Dozens of private developers have offered to build modular homes that could house up to 6,000 Ukrainian refugees across the State as part of a new Government programme, according to the Business Post. The paper reports that the Department of Integration launched a new nationwide plan in December to engage the private sector to build modular units. More than 60 private landowners and developers submitted proposals to build and operate modular homes in a number of counties, and the department confirmed that 30 proposals had passed the initial phase for consideration and that discussions had commenced with a number of local authorities.
Meanwhile the Sunday Times Ireland reports that property developer Johnny Ronan is set to submit a planning application in the coming days for a 17-storey office tower in Dublin’s north docklands. The development, which would include four buildings ranging in height from nine to 17 storeys, would replace an eight-storey office building at 1 North Wall Quay, which is occupied by the American bank Citigroup. The move follows the refusal by the Supreme Court last Friday to allow Dublin City Council to appeal against proposed height increases for two docklands apartment blocks proposed by a Ronan company.
The Sunday Independent writes that Bray-headquartered medical diagnostics specialist Trinity Biotech has acquired a technology that helps diabetics monitor their blood for glucose, from a US company in a deal that could be worth around $36.5 million (€33.9 million). Trinity Biotech, which is listed on the US Nasdaq exchange, has paid $12.5 million in cash for the biosensor and continuous glucose monitoring assets of Waveform Technologies plus shares in the Irish group.

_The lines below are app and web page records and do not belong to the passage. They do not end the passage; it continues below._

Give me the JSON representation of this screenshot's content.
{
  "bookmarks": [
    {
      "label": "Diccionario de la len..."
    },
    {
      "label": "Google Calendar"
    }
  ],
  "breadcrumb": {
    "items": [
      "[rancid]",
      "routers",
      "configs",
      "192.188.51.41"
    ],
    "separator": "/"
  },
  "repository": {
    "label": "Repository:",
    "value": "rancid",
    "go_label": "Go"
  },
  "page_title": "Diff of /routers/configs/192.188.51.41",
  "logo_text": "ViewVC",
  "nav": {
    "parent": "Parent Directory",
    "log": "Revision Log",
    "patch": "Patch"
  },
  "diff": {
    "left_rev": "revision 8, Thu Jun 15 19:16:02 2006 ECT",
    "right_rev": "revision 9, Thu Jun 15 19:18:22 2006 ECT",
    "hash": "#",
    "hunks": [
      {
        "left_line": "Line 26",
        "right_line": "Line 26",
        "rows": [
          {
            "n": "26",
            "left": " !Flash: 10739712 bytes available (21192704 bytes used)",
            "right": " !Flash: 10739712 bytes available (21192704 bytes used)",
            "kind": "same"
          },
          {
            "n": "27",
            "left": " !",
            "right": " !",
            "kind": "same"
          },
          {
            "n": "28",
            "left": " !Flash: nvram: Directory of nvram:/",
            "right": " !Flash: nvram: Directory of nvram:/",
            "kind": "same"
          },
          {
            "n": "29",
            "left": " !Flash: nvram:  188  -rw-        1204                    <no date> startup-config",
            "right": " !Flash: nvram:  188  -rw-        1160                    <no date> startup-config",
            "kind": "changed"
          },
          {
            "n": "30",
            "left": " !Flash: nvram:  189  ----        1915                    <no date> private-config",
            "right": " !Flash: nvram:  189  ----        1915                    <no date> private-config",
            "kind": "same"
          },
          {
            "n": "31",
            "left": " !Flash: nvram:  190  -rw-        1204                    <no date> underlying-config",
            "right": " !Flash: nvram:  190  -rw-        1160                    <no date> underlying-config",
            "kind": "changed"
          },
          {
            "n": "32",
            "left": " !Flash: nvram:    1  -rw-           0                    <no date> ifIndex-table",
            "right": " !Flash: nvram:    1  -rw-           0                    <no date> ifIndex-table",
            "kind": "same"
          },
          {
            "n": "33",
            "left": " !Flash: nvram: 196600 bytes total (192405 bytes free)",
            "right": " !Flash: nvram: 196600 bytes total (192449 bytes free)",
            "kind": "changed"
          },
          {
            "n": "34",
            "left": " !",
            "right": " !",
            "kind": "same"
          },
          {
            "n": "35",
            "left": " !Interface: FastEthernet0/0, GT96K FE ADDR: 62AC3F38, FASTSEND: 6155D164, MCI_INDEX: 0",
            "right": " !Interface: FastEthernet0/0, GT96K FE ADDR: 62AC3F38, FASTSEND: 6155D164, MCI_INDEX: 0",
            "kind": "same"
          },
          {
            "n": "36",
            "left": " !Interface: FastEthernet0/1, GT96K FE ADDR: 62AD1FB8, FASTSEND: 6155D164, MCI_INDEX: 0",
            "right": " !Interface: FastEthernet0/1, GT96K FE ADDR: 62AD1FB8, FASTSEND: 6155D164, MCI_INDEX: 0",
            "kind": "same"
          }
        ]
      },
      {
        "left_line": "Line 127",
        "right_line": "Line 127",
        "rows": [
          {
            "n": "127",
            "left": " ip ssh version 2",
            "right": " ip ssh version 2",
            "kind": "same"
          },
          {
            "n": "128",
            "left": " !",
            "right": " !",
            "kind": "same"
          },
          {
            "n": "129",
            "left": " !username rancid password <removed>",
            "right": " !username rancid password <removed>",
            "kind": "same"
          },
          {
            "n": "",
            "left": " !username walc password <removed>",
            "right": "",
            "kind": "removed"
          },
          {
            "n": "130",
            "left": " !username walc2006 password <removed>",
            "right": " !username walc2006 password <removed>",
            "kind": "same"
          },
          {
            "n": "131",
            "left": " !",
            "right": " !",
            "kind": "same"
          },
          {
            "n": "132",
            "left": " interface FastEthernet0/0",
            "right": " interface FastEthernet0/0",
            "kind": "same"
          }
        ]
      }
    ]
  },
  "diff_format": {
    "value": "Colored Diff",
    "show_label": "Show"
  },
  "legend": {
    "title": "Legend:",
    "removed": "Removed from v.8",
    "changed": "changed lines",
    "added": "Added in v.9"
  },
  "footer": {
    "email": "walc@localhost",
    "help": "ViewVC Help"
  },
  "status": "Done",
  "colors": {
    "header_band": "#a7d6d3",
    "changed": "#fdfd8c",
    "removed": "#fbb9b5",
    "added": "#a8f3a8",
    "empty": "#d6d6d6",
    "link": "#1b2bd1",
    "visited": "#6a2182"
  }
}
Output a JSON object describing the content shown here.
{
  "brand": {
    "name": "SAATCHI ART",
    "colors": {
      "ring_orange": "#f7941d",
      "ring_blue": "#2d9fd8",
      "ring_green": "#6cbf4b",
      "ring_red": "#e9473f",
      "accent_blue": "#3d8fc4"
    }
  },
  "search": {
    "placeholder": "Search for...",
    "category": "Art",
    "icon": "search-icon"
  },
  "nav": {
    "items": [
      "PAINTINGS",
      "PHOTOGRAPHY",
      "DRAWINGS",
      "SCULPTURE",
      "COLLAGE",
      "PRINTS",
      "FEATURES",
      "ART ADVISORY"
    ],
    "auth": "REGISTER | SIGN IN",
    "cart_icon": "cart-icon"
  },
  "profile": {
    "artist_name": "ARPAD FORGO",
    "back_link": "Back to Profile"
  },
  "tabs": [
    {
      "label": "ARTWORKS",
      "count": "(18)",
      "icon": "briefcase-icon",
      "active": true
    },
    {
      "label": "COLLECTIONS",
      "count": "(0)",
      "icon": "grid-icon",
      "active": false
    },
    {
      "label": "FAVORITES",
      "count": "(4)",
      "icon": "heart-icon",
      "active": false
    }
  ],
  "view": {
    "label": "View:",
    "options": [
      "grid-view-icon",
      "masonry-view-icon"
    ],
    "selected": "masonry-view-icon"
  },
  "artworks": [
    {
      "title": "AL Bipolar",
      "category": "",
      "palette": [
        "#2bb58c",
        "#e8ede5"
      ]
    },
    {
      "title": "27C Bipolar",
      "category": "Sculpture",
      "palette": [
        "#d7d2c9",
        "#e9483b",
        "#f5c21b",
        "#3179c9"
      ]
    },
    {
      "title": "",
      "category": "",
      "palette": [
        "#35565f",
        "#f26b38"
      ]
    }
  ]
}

An additional $20 million could also be payable, largely based on whether Trinity secures an agreement with “certain insulin pump manufacturers” over the next 24 months.
Back in the Business Post, the